Latinos Account for Higher Percentage of HIV/AIDS Cases in Cleveland; Officials Call for More Complete Reporting

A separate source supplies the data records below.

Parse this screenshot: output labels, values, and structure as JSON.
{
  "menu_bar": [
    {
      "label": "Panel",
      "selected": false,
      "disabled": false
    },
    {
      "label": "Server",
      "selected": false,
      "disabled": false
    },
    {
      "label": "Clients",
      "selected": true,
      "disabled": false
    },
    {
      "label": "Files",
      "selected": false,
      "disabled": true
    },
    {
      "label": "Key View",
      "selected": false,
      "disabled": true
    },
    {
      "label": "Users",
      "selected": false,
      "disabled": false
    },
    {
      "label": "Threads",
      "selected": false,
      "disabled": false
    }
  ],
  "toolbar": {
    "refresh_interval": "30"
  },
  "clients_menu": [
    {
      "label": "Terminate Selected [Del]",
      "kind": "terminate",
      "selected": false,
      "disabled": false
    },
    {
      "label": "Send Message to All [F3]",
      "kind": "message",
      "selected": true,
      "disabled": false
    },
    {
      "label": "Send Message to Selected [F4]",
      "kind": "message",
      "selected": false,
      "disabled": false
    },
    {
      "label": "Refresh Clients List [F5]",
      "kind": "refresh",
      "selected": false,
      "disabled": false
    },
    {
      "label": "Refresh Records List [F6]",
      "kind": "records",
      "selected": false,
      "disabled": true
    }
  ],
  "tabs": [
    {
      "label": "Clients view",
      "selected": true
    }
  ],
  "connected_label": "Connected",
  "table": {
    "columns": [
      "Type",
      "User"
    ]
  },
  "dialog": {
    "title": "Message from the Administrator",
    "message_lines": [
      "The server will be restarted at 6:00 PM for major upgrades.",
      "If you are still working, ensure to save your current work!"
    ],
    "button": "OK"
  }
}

Although black and white men still account for the majority of HIV/AIDS cases in Cleveland, the proportion of HIV cases occurring among Latino men in the city increased in 2002, according to city health officials, the Cleveland Plain Dealer reports. In conjunction with the federal Rapid Assessment, Response and Evaluation project, officials were able to "pinpoint" the trend and its causes to three neighborhoods on the city's West Side, where 51% of the city's Latino population lives. After identifying the trend, city officials urged Latino advocates to teach AIDS prevention and encouraged Spanish-speaking churches to "help families feel comfortable" discussing sexually transmitted diseases, including HIV. Officials also targeted agencies aimed at curtailing injection drug use among Latinos, the Plain Dealer reports. But the city Department of Public Health efforts are "ma[d]e ... more difficult" because federal HIV/AIDS funding has remained "stagnant" in recent years, while the number of HIV/AIDS cases has increased, the Plain Dealer reports. In addition, most of the federal funding the city receives is aimed at blacks, gay men and women, according to the Plain Dealer. However, the city's monthly HIV/AIDS data is not complete. City health officials said that about 40% of the HIV/AIDS cases reported in 2003 did not include transmission information and about 20% did not include race or ethnicity, according to the Plain Dealer. Dr. Wendy Johnson, medical director of the city health department, said, "It's always a difficult balance because you don't want to play one community off another community" (McEnery, Cleveland Plain Dealer, 3/17).This is part of the KHN Morning Briefing, a summary of health policy coverage from major news organizations. Sign up for an email subscription.